When moving forward in Space Pop, players can step too far forward, making the Kinect lose tracking on them. The gameplay itself is also somewhat boring and hard to control. Jumping up in the air is easy but descending becomes an issue. Of all the adventures, this is the least exciting.
The last half game mentioned earlier is the living statues. Upon completely of different sets of adventures, players get the opportunity to speak and the part of and animate various statues based on the adventure completed. This could be either a strange gerbil-like creature or an avatar in the mouth of a giant shark. The voice of the player is transformed and these living statues can be shared with other players.
Like many minigame collections, there isn’t much of a true story to Kinect Adventures as there is a loosely pieced together thread connecting the games together. That is very much the case here as the explanation comes in the form of a group of adventurers who for some reason keep doing only the same five things together. Even though it gets the job done, there isn’t much about it that really captures the imagination of a player. It ends up relying solely on the gameplay of each individual adventure to keep players wanting more.
Adventures do increase in difficulty as players play and progress more, though they never become even frustratingly hard for a player with capable reflexes. This leads to Kinect Adventures feeling like it is meant to be the most easily accessible casual experience. Unlike pack ins from the past like Super Mario Bros which challenged new and returning players alike, hardcore gamers will quickly tire of Kinect Adventures like they did with the Wii. Much of the player base of this game will rely upon soccer moms and children after the initial “Hey, I’m controlling my avatar with my own body” appeal wears off.
Graphics and Sound:
Kinect Adventures is a great example of the stylized Avatar look. Similar to the cartoon-like appearance of Viva Piñata, Kinect Adventures has lots of bright colors and soft rounded edges. There is also a tremendous level of detail even though the title shies away from any realistic images. Most notable are the underwater environments during 20,000 Leaks as well as the lush foliage and epic mountaintops streaming past during River Rush.
Avatars are seamlessly integrated in to the game as well. This becomes one of the first real releases that it feels like having a cool avatar actually matters, even if items like the clothes they are wearing don’t get to be seen during the game.
The sound of Kinect Adventures is very bland and doesn’t really do much to add to the experience. Unlike Kinect Sports which uses popular music to add to the excitement and grandeur of the games, the sound becomes a non-factor in Kinect Adventures and isn’t noticed much throughout the game.
Kinect Adventures is a great tech demo of the capabilities of what Kinect itself can do. There are some limitations to the game itself as many of these concepts come across as highly casual and act more as quick in and out gameplay experiences. It can be a great part game since the games are easy to jump and in quickly learn, although it will require a rather large space to give players enough room to perform all the necessary motions and not colliding into each other.
Kinect Adventures could not have been a full retail release on its own but is a good pairing for the Kinect hardware.

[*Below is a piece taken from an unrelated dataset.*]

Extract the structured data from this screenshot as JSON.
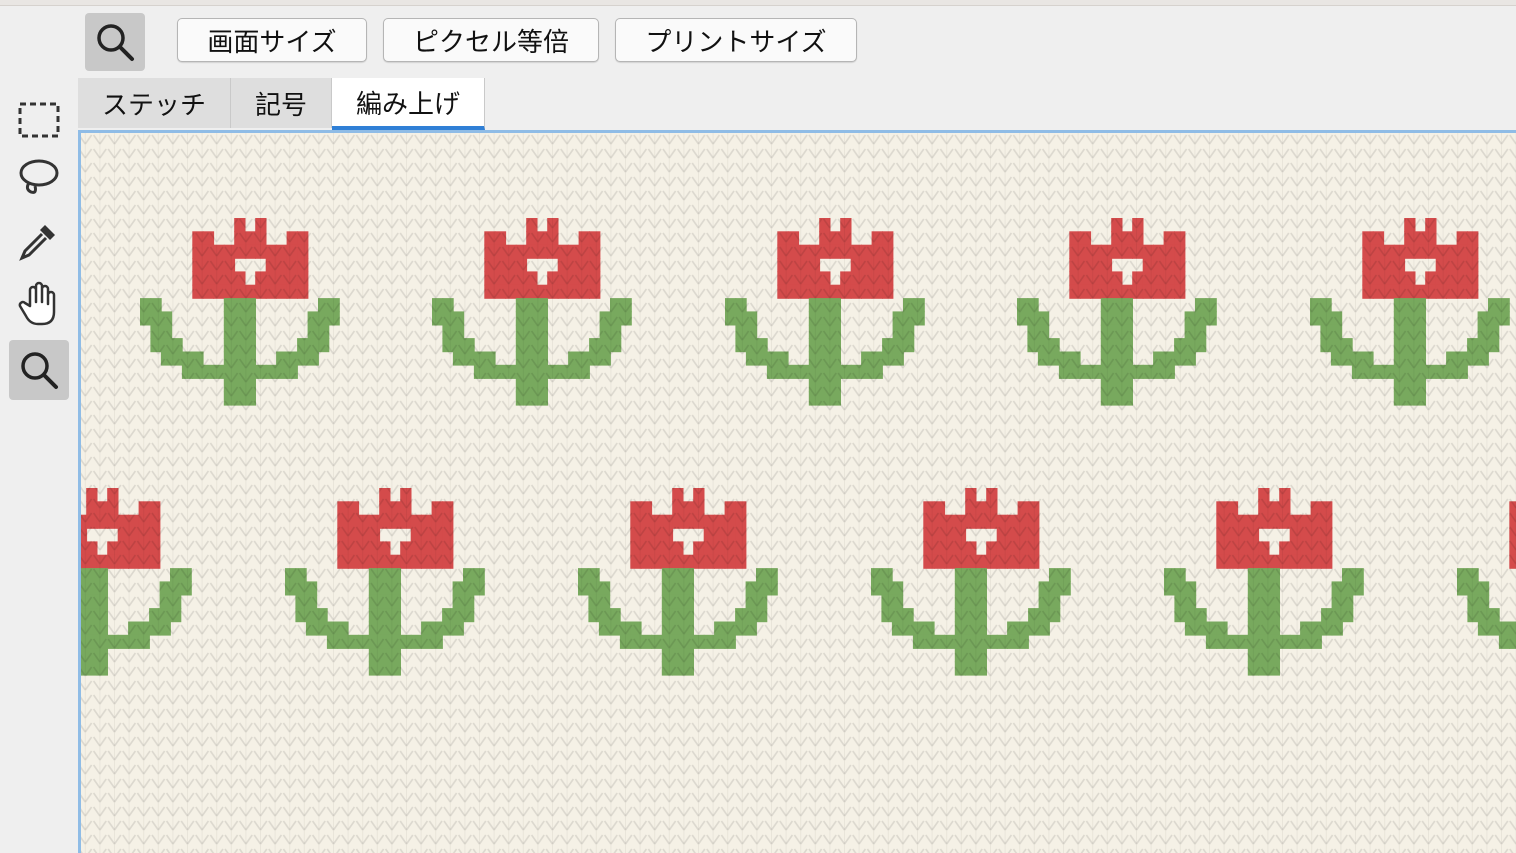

The variety of experiences shows the potential of the system but the lack of depth keeps these limits from being reached.
Developer: Good Science Studios
Publisher: Microsoft Games Studios
Price: $149.99 (Bundled with Kinect hardware)